Planners, residents discuss improving accessibility in Huntersville


HUNTERSVILLE – Transportation engineers and designers across the state have a vision to make the town more inviting and conducive for residents traveling on foot or by car.

Residents had the opportunity to speak June 5 about transportation concerns at a Downtown Huntersville Transportation System Plan Public Workshop.

Employees from Scantec, a planning and engineering firm, discussed the transportation needs for downtown in the coming years. 

They want locals to understand the issues of what is at stake for property owners, stakeholders and residents when it comes to transportation planning. 

The overarching goal for the town is to have a new and improved downtown by 2030. Scantec will consider all modes of transportation (bikes, cars, buses and pedestrians), analyze future transportation operations based on build-out land development and determine improvements needed to accommodate growth and development in the next 10-15 years.
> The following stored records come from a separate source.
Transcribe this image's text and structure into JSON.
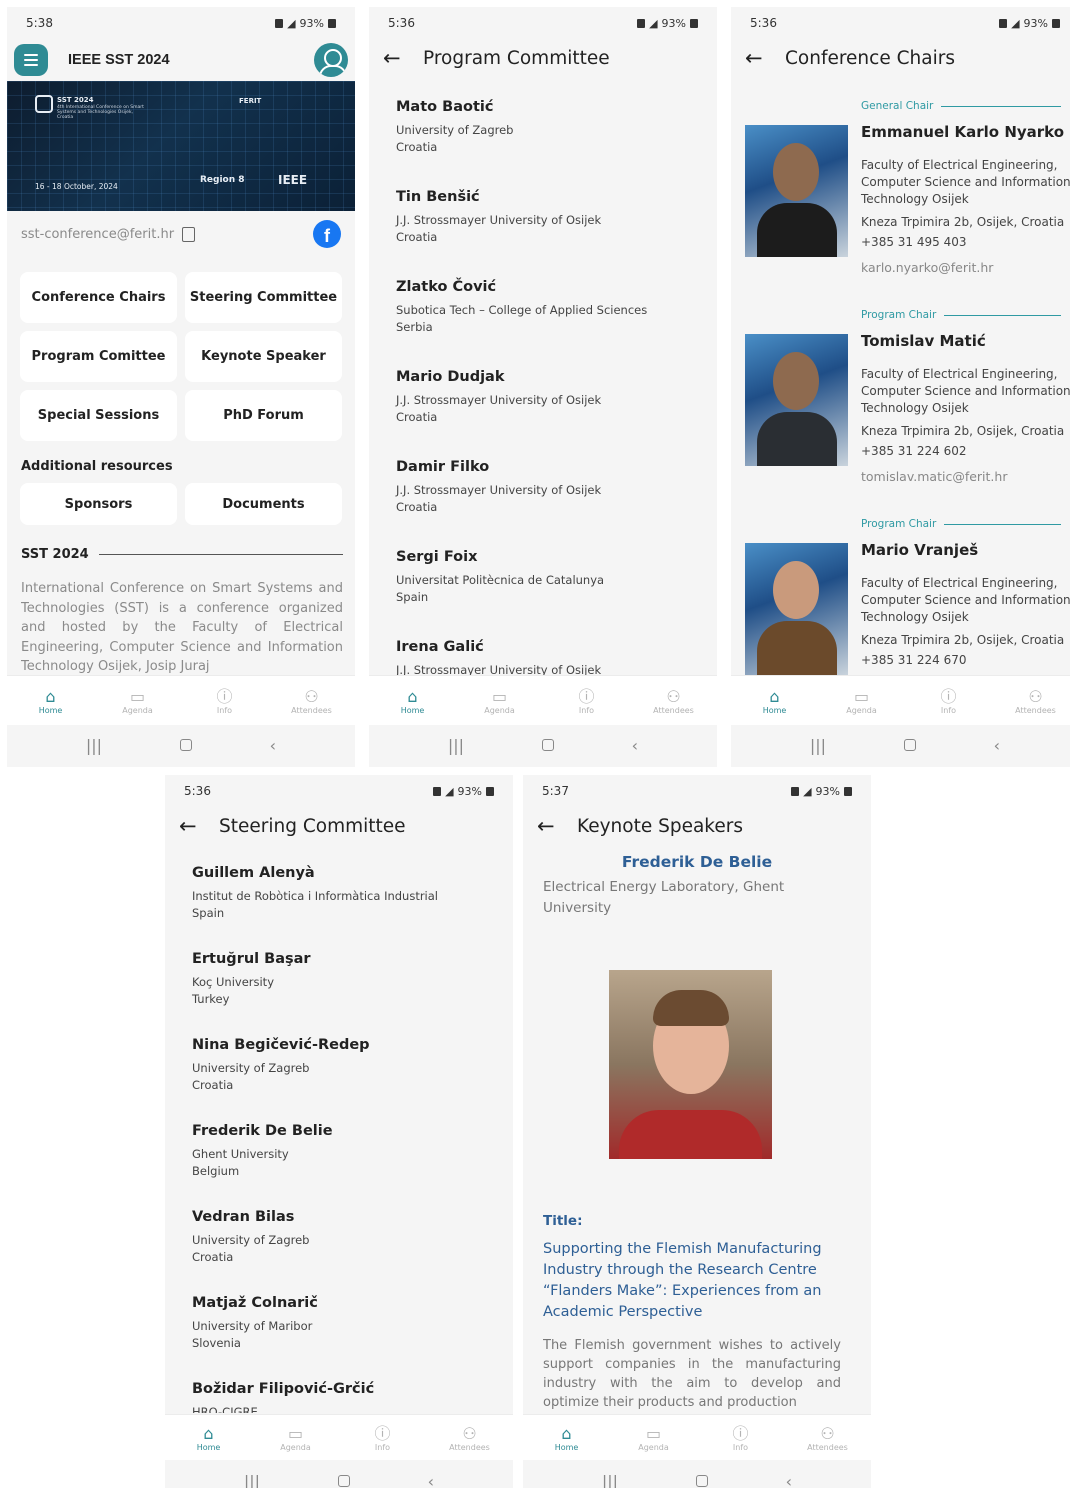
{
  "home": {
    "status_time": "5:38",
    "battery": "93%",
    "app_title": "IEEE SST 2024",
    "banner": {
      "title": "SST 2024",
      "subtitle": "4th International Conference on Smart Systems and Technologies Osijek, Croatia",
      "date": "16 - 18 October, 2024",
      "ferit": "FERIT",
      "region": "Region 8",
      "ieee": "IEEE"
    },
    "email": "sst-conference@ferit.hr",
    "buttons": [
      "Conference Chairs",
      "Steering Committee",
      "Program Comittee",
      "Keynote Speaker",
      "Special Sessions",
      "PhD Forum"
    ],
    "additional_heading": "Additional resources",
    "additional_buttons": [
      "Sponsors",
      "Documents"
    ],
    "section_title": "SST 2024",
    "description": "International Conference on Smart Systems and Technologies (SST) is a conference organized and hosted by the Faculty of Electrical Engineering, Computer Science and Information Technology Osijek, Josip Juraj"
  },
  "nav": {
    "home": "Home",
    "agenda": "Agenda",
    "info": "Info",
    "attendees": "Attendees"
  },
  "program": {
    "status_time": "5:36",
    "battery": "93%",
    "title": "Program Committee",
    "members": [
      {
        "name": "Mato Baotić",
        "aff1": "University of Zagreb",
        "aff2": "Croatia"
      },
      {
        "name": "Tin Benšić",
        "aff1": "J.J. Strossmayer University of Osijek",
        "aff2": "Croatia"
      },
      {
        "name": "Zlatko Čović",
        "aff1": "Subotica Tech – College of Applied Sciences",
        "aff2": "Serbia"
      },
      {
        "name": "Mario Dudjak",
        "aff1": "J.J. Strossmayer University of Osijek",
        "aff2": "Croatia"
      },
      {
        "name": "Damir Filko",
        "aff1": "J.J. Strossmayer University of Osijek",
        "aff2": "Croatia"
      },
      {
        "name": "Sergi Foix",
        "aff1": "Universitat Politècnica de Catalunya",
        "aff2": "Spain"
      },
      {
        "name": "Irena Galić",
        "aff1": "J.J. Strossmayer University of Osijek",
        "aff2": ""
      }
    ]
  },
  "chairs": {
    "status_time": "5:36",
    "battery": "93%",
    "title": "Conference Chairs",
    "items": [
      {
        "role": "General Chair",
        "name": "Emmanuel Karlo Nyarko",
        "faculty": "Faculty of Electrical Engineering, Computer Science and Information Technology Osijek",
        "address": "Kneza Trpimira 2b, Osijek, Croatia",
        "phone": "+385 31 495 403",
        "email": "karlo.nyarko@ferit.hr"
      },
      {
        "role": "Program Chair",
        "name": "Tomislav Matić",
        "faculty": "Faculty of Electrical Engineering, Computer Science and Information Technology Osijek",
        "address": "Kneza Trpimira 2b, Osijek, Croatia",
        "phone": "+385 31 224 602",
        "email": "tomislav.matic@ferit.hr"
      },
      {
        "role": "Program Chair",
        "name": "Mario Vranješ",
        "faculty": "Faculty of Electrical Engineering, Computer Science and Information Technology Osijek",
        "address": "Kneza Trpimira 2b, Osijek, Croatia",
        "phone": "+385 31 224 670",
        "email": ""
      }
    ]
  },
  "steering": {
    "status_time": "5:36",
    "battery": "93%",
    "title": "Steering Committee",
    "members": [
      {
        "name": "Guillem Alenyà",
        "aff1": "Institut de Robòtica i Informàtica Industrial",
        "aff2": "Spain"
      },
      {
        "name": "Ertuğrul Başar",
        "aff1": "Koç University",
        "aff2": "Turkey"
      },
      {
        "name": "Nina Begičević-Redep",
        "aff1": "University of Zagreb",
        "aff2": "Croatia"
      },
      {
        "name": "Frederik De Belie",
        "aff1": "Ghent University",
        "aff2": "Belgium"
      },
      {
        "name": "Vedran Bilas",
        "aff1": "University of Zagreb",
        "aff2": "Croatia"
      },
      {
        "name": "Matjaž Colnarič",
        "aff1": "University of Maribor",
        "aff2": "Slovenia"
      },
      {
        "name": "Božidar Filipović-Grčić",
        "aff1": "HRO-CIGRE",
        "aff2": ""
      }
    ]
  },
  "keynote": {
    "status_time": "5:37",
    "battery": "93%",
    "title": "Keynote Speakers",
    "speaker": "Frederik De Belie",
    "affiliation": "Electrical Energy Laboratory, Ghent University",
    "title_label": "Title:",
    "talk_title": "Supporting the Flemish Manufacturing Industry through the Research Centre “Flanders Make”: Experiences from an Academic Perspective",
    "description": "The Flemish government wishes to actively support companies in the manufacturing industry with the aim to develop and optimize their products and production"
  }
}
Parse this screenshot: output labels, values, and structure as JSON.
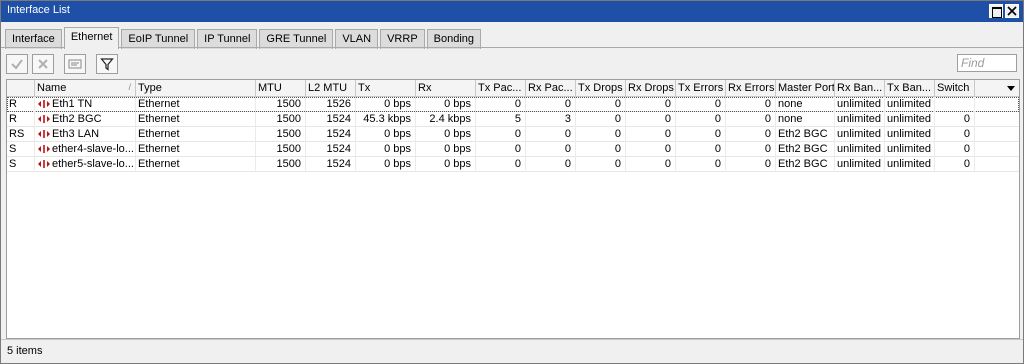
{
  "window": {
    "title": "Interface List"
  },
  "tabs": [
    {
      "label": "Interface"
    },
    {
      "label": "Ethernet"
    },
    {
      "label": "EoIP Tunnel"
    },
    {
      "label": "IP Tunnel"
    },
    {
      "label": "GRE Tunnel"
    },
    {
      "label": "VLAN"
    },
    {
      "label": "VRRP"
    },
    {
      "label": "Bonding"
    }
  ],
  "active_tab": "Ethernet",
  "toolbar": {
    "find_placeholder": "Find"
  },
  "table": {
    "columns": [
      "",
      "Name",
      "Type",
      "MTU",
      "L2 MTU",
      "Tx",
      "Rx",
      "Tx Pac...",
      "Rx Pac...",
      "Tx Drops",
      "Rx Drops",
      "Tx Errors",
      "Rx Errors",
      "Master Port",
      "Rx Ban...",
      "Tx Ban...",
      "Switch"
    ],
    "rows": [
      {
        "flag": "R",
        "name": "Eth1 TN",
        "type": "Ethernet",
        "mtu": "1500",
        "l2mtu": "1526",
        "tx": "0 bps",
        "rx": "0 bps",
        "tx_pkts": "0",
        "rx_pkts": "0",
        "tx_drops": "0",
        "rx_drops": "0",
        "tx_errors": "0",
        "rx_errors": "0",
        "master": "none",
        "rx_bw": "unlimited",
        "tx_bw": "unlimited",
        "switch": ""
      },
      {
        "flag": "R",
        "name": "Eth2 BGC",
        "type": "Ethernet",
        "mtu": "1500",
        "l2mtu": "1524",
        "tx": "45.3 kbps",
        "rx": "2.4 kbps",
        "tx_pkts": "5",
        "rx_pkts": "3",
        "tx_drops": "0",
        "rx_drops": "0",
        "tx_errors": "0",
        "rx_errors": "0",
        "master": "none",
        "rx_bw": "unlimited",
        "tx_bw": "unlimited",
        "switch": "0"
      },
      {
        "flag": "RS",
        "name": "Eth3 LAN",
        "type": "Ethernet",
        "mtu": "1500",
        "l2mtu": "1524",
        "tx": "0 bps",
        "rx": "0 bps",
        "tx_pkts": "0",
        "rx_pkts": "0",
        "tx_drops": "0",
        "rx_drops": "0",
        "tx_errors": "0",
        "rx_errors": "0",
        "master": "Eth2 BGC",
        "rx_bw": "unlimited",
        "tx_bw": "unlimited",
        "switch": "0"
      },
      {
        "flag": "S",
        "name": "ether4-slave-lo...",
        "type": "Ethernet",
        "mtu": "1500",
        "l2mtu": "1524",
        "tx": "0 bps",
        "rx": "0 bps",
        "tx_pkts": "0",
        "rx_pkts": "0",
        "tx_drops": "0",
        "rx_drops": "0",
        "tx_errors": "0",
        "rx_errors": "0",
        "master": "Eth2 BGC",
        "rx_bw": "unlimited",
        "tx_bw": "unlimited",
        "switch": "0"
      },
      {
        "flag": "S",
        "name": "ether5-slave-lo...",
        "type": "Ethernet",
        "mtu": "1500",
        "l2mtu": "1524",
        "tx": "0 bps",
        "rx": "0 bps",
        "tx_pkts": "0",
        "rx_pkts": "0",
        "tx_drops": "0",
        "rx_drops": "0",
        "tx_errors": "0",
        "rx_errors": "0",
        "master": "Eth2 BGC",
        "rx_bw": "unlimited",
        "tx_bw": "unlimited",
        "switch": "0"
      }
    ]
  },
  "status": {
    "items_text": "5 items"
  },
  "colors": {
    "titlebar": "#1f50a8",
    "icon_red": "#c01010"
  }
}
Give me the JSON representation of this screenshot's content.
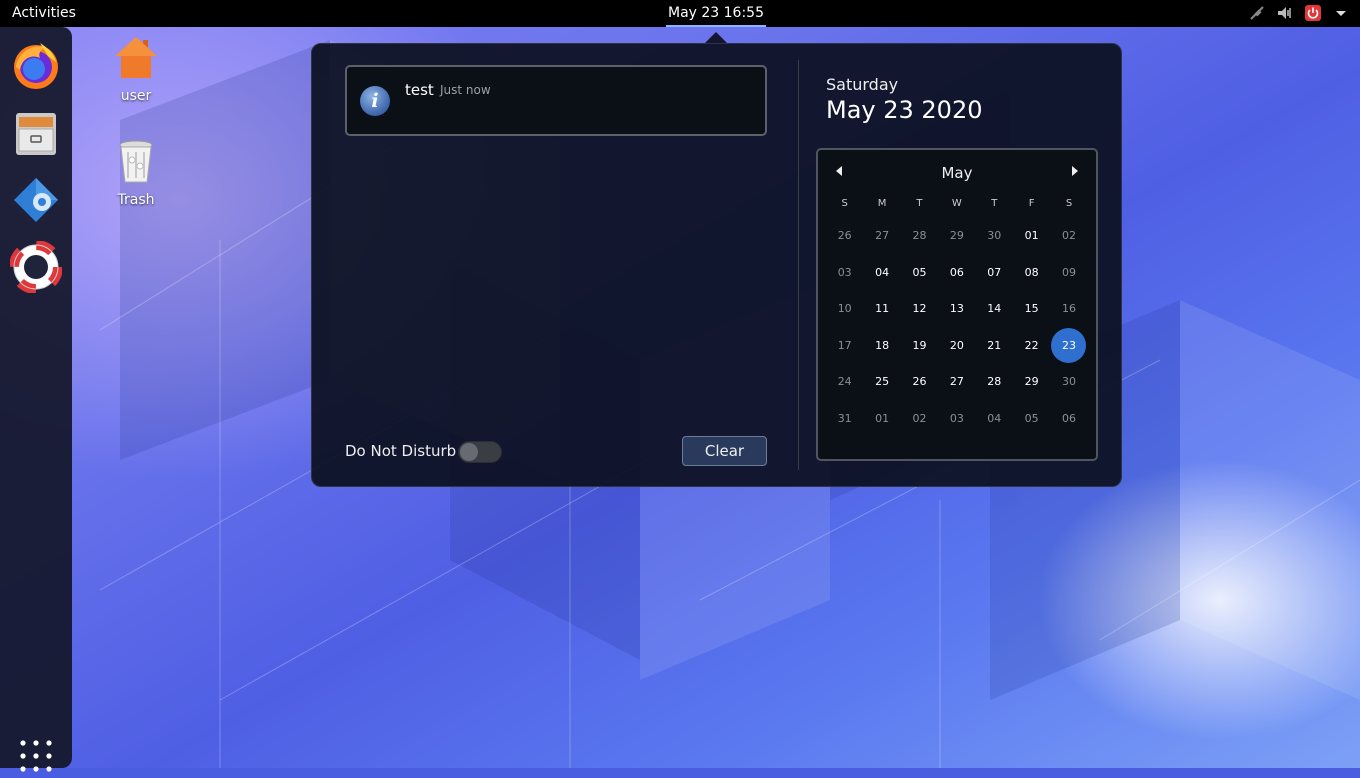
{
  "topbar": {
    "activities": "Activities",
    "clock": "May 23  16:55"
  },
  "dock": {
    "items": [
      "firefox",
      "files",
      "software-updater",
      "help"
    ]
  },
  "desktop": {
    "icons": [
      {
        "label": "user",
        "icon": "home-folder-icon"
      },
      {
        "label": "Trash",
        "icon": "trash-icon"
      }
    ]
  },
  "notifications": {
    "items": [
      {
        "title": "test",
        "time": "Just now",
        "icon": "info-icon"
      }
    ],
    "dnd_label": "Do Not Disturb",
    "dnd_enabled": false,
    "clear_label": "Clear"
  },
  "calendar": {
    "day_name": "Saturday",
    "full_date": "May 23 2020",
    "month": "May",
    "weekdays": [
      "S",
      "M",
      "T",
      "W",
      "T",
      "F",
      "S"
    ],
    "weeks": [
      [
        "26",
        "27",
        "28",
        "29",
        "30",
        "01",
        "02"
      ],
      [
        "03",
        "04",
        "05",
        "06",
        "07",
        "08",
        "09"
      ],
      [
        "10",
        "11",
        "12",
        "13",
        "14",
        "15",
        "16"
      ],
      [
        "17",
        "18",
        "19",
        "20",
        "21",
        "22",
        "23"
      ],
      [
        "24",
        "25",
        "26",
        "27",
        "28",
        "29",
        "30"
      ],
      [
        "31",
        "01",
        "02",
        "03",
        "04",
        "05",
        "06"
      ]
    ],
    "today": "23",
    "accent_color": "#2e6fd0"
  }
}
Engineers want to build on ideas from the past, such as the 2006 Gilead Road U.S. 21 and the 2007 East Huntersville plans. 

“We want to come up with a plan that looks at how people come and go,” said Mike Rutkowski, associate at Stantec. “We need to find the right tools to make good decisions because this is the place to be.” 

Scott Curry, of Stantec, believes in planning for both street and land and how the two influence design and appearance for buildings and connectivity of streets.

Upon coming out of the economic recession, more shopping destinations and diversity of homes came to Huntersville. More people became interested in development projects.

“What hasn’t changed yet are walkable neighborhoods, a potential, Red Line commuter rail and a strong civic core,” Rutkowski said. “We really need to invest in downtown.”

Several Huntersville residents expressed they wanted more places to walk so they are not rushing across streets because of traffic. Many spots have missing sidewalks and poles blocking pathways. 

In a clicker survey, residents voted on what they felt was most important for the downtown area.

Main points of interest revolved around better connectivity to I-77 and an east/west connection, widening of major roadways (U.S. 21, N.C. 115 and Gilead Road) to improve fluidity, amenities (sidewalks and bike lanes) for pedestrians to walk and bike, additional ways to get in and out of lots and preservation of historic homes and buildings, some which are located at the corner of Gibson Park Road and Main Street.

Although many residents liked the idea of roundabouts and a commuter rail around downtown, some felt these implementations require huge land space and would not reduce traffic congestion or provide relief for enough people.

One resident asked planners to emphasize throughput, describing access to the BP and Food Lion on Exit 23 as a jigsaw puzzle. 

Huntersville resident Gina Barron said traffic congestion and destruction of historic sites are her biggest concerns.

“If they widen Main Street, a lot of historic buildings could be taken out,“ Barron said. 

Diane May, of Huntersville, said Main Street should be widened to help with traffic flow.

“The N.C. 115 traffic is unbelievable,” she said. “I don’t even leave my house at certain hours.”

Scantec and Huntersville transportation and planning members will consider all recommendations of residents, examine what needs to be done, develop costs and implement strategies to go about new projects. 

“We want to look at 15 years from now,” said Zac Gordon, principal planner of Huntersville. “Hundreds of people want to see more businesses and houses in downtown. We need options for everyone to make a vibrant downtown based on supply and demand.”